(Given information begins)

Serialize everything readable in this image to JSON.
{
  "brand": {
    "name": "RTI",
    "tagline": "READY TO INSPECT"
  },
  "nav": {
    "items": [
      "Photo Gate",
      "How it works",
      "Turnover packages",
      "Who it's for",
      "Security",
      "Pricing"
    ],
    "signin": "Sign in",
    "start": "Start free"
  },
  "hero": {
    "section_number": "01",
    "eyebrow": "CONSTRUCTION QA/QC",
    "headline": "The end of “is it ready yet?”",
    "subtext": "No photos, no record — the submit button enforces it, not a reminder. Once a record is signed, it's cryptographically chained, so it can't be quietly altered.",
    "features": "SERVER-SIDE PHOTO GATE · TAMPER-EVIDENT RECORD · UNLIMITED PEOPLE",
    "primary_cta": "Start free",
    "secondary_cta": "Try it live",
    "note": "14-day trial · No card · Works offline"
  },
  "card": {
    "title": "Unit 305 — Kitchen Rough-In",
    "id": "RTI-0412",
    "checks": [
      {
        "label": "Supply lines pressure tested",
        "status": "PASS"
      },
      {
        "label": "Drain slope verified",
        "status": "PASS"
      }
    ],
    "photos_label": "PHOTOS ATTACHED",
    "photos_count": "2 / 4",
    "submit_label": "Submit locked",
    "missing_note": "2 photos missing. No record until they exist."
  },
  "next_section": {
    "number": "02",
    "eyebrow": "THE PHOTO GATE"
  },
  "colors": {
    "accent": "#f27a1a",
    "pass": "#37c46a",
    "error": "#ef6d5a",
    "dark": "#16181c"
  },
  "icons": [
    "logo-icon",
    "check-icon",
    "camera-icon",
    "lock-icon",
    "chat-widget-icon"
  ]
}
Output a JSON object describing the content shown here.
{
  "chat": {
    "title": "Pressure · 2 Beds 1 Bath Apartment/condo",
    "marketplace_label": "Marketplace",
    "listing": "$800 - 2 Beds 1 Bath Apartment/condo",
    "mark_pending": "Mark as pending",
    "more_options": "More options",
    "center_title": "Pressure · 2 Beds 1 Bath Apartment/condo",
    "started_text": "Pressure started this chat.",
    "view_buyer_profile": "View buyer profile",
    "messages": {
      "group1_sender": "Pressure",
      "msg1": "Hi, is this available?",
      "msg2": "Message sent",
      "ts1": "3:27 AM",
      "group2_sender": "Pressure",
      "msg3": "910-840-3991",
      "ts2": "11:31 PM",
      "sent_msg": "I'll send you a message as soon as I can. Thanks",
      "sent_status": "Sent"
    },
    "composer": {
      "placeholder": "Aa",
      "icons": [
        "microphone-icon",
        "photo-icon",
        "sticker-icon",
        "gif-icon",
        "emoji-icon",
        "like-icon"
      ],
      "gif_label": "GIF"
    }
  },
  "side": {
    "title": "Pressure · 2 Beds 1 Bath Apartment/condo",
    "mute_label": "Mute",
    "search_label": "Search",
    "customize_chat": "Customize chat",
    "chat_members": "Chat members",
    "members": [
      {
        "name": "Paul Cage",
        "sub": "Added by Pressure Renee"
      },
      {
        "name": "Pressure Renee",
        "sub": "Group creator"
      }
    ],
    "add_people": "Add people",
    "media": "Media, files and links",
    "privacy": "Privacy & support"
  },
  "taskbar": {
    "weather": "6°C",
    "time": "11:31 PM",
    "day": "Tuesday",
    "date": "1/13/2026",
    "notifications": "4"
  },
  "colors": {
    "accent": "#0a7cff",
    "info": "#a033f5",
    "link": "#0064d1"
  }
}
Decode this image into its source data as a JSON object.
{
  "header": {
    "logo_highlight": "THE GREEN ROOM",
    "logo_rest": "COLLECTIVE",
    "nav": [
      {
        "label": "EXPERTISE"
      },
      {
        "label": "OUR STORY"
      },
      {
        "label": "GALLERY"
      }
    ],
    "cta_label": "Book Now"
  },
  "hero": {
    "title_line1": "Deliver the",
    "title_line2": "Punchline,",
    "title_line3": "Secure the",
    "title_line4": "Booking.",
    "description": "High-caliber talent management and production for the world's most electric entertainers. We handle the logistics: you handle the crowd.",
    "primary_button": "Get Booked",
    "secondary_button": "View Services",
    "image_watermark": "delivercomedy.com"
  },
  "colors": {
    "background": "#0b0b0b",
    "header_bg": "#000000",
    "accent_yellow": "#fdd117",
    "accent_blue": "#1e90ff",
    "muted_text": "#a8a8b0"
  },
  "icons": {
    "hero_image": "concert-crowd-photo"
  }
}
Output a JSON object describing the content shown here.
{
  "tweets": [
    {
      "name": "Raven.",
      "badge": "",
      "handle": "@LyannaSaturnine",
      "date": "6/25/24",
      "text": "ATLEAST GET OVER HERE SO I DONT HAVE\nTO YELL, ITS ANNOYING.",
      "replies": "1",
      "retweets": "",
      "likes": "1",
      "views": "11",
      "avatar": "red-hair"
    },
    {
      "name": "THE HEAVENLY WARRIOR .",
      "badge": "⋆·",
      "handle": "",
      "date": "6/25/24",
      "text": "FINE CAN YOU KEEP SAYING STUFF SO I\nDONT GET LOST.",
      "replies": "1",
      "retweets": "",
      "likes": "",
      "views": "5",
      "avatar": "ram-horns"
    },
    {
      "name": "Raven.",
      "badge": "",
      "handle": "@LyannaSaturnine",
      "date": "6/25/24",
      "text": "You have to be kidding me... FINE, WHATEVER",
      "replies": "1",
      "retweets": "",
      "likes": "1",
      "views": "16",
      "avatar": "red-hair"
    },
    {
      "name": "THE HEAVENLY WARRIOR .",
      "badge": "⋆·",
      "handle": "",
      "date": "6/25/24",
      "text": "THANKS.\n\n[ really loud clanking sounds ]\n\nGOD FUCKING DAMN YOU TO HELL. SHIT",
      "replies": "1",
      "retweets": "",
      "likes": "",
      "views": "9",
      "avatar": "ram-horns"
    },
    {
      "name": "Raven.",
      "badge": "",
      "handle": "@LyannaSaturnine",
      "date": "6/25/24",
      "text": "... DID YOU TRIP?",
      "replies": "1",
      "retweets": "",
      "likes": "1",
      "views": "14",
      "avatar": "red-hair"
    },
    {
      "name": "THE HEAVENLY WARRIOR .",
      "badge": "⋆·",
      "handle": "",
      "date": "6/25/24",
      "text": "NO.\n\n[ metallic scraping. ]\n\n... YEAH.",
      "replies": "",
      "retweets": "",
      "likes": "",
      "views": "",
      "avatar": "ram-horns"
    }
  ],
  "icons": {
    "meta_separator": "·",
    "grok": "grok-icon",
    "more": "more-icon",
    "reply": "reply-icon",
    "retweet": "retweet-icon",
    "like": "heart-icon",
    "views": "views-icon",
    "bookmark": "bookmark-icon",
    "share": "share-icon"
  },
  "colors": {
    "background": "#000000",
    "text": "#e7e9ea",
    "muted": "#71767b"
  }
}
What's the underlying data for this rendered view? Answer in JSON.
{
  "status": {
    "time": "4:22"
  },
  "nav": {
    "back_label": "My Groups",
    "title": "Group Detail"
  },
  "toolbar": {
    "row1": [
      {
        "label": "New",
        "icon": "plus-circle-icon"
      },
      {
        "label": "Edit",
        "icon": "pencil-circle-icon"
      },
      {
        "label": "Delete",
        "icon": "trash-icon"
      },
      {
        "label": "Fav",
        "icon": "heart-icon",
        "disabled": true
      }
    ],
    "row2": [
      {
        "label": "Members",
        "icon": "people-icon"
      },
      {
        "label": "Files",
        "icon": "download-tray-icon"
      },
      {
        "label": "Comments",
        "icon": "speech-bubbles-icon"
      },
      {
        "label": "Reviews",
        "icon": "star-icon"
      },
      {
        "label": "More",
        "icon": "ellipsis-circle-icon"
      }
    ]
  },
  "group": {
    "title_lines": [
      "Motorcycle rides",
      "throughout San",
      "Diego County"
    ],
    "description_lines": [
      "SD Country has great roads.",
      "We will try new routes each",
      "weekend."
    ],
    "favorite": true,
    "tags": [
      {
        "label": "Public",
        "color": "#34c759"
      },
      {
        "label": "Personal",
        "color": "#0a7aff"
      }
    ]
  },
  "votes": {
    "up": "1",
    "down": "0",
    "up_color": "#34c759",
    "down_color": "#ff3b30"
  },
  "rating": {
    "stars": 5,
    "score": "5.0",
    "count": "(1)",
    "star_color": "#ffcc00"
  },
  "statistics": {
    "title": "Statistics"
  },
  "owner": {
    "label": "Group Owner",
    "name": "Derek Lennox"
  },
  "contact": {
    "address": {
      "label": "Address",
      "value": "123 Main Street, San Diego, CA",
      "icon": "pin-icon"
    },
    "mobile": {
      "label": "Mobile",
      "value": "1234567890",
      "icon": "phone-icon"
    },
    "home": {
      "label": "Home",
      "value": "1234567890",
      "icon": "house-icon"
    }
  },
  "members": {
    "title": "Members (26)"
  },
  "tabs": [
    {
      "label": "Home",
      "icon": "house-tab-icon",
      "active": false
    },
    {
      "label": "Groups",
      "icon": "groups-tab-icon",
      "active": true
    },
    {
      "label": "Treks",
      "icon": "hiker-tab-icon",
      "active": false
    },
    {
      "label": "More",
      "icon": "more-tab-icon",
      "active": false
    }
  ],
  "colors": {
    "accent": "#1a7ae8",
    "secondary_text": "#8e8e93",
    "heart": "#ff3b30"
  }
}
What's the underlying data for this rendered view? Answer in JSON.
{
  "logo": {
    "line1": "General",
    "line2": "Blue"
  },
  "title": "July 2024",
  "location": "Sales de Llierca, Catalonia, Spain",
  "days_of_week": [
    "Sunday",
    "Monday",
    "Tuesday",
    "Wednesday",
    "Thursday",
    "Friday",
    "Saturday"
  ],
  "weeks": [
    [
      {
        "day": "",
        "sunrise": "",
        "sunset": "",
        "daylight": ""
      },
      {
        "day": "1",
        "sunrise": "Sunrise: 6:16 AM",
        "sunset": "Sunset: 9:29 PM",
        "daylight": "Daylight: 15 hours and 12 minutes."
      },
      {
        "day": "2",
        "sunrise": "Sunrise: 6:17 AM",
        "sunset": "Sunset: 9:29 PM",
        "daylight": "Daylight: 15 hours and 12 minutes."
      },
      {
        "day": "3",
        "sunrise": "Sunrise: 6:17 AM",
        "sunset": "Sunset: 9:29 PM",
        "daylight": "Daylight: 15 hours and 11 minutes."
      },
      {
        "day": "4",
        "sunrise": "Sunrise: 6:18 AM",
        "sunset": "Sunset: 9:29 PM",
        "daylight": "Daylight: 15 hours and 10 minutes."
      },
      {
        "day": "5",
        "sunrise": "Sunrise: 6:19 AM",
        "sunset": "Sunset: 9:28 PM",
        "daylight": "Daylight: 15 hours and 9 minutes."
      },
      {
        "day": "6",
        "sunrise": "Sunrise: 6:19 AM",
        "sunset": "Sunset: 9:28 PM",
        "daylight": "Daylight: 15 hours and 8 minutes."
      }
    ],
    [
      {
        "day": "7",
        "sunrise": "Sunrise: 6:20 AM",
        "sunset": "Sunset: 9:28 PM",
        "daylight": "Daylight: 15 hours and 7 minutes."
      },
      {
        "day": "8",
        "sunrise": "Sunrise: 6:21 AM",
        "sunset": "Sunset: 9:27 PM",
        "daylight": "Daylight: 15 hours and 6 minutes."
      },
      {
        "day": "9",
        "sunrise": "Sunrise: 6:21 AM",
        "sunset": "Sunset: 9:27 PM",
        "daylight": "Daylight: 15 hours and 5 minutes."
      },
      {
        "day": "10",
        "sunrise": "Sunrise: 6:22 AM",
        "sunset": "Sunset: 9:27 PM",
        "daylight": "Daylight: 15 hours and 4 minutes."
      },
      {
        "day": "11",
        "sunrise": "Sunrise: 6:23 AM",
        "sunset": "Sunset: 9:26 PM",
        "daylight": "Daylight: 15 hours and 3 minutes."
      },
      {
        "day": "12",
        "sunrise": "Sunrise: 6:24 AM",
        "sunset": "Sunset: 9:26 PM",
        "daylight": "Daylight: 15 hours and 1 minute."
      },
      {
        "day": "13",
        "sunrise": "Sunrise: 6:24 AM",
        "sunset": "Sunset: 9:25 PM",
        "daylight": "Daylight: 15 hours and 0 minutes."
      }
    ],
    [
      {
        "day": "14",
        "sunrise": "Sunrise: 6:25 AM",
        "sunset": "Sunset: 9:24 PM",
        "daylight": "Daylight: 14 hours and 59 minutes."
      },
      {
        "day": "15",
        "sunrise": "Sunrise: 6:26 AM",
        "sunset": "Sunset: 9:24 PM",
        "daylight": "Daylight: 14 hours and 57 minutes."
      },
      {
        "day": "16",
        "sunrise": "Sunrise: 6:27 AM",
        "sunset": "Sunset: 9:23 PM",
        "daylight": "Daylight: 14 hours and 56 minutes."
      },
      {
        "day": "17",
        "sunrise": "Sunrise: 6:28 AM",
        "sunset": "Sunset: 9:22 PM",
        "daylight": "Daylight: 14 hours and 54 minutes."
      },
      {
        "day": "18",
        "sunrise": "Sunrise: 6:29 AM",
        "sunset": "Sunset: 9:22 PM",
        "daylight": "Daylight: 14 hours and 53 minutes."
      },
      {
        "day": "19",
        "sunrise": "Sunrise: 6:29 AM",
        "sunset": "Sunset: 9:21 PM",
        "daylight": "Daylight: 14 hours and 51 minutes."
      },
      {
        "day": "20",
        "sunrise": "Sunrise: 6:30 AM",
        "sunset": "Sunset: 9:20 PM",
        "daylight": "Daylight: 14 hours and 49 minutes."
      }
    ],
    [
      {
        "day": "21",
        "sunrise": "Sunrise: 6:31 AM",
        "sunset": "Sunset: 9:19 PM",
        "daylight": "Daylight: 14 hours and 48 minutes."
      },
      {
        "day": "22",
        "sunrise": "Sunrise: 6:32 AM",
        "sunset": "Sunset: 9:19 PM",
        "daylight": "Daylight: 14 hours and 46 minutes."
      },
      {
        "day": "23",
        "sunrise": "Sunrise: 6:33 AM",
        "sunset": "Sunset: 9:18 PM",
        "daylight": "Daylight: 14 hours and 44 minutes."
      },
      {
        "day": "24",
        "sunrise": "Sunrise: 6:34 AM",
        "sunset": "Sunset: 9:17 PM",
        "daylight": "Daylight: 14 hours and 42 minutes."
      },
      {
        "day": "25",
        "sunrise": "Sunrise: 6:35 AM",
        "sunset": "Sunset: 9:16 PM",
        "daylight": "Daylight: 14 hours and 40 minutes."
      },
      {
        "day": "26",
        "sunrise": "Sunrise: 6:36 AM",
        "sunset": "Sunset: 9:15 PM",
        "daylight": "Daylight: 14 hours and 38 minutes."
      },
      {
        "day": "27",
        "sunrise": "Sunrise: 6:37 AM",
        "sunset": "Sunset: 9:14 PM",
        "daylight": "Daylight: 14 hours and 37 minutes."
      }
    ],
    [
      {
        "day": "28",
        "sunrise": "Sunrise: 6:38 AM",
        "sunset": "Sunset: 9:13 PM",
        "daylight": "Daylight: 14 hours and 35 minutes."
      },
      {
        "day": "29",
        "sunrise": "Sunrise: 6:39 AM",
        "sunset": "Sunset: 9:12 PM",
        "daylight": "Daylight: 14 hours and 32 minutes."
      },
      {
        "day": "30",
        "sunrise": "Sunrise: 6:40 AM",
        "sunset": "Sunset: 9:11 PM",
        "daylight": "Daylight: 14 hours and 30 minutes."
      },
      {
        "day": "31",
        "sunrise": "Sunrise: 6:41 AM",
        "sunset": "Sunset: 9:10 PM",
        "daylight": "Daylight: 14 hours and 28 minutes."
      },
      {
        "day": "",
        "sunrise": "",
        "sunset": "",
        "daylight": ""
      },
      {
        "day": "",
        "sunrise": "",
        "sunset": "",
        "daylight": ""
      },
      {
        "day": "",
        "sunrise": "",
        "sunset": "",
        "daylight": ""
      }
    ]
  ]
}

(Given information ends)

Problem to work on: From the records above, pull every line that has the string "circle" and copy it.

Task answer:
        "icon": "plus-circle-icon"
        "icon": "pencil-circle-icon"
        "icon": "ellipsis-circle-icon"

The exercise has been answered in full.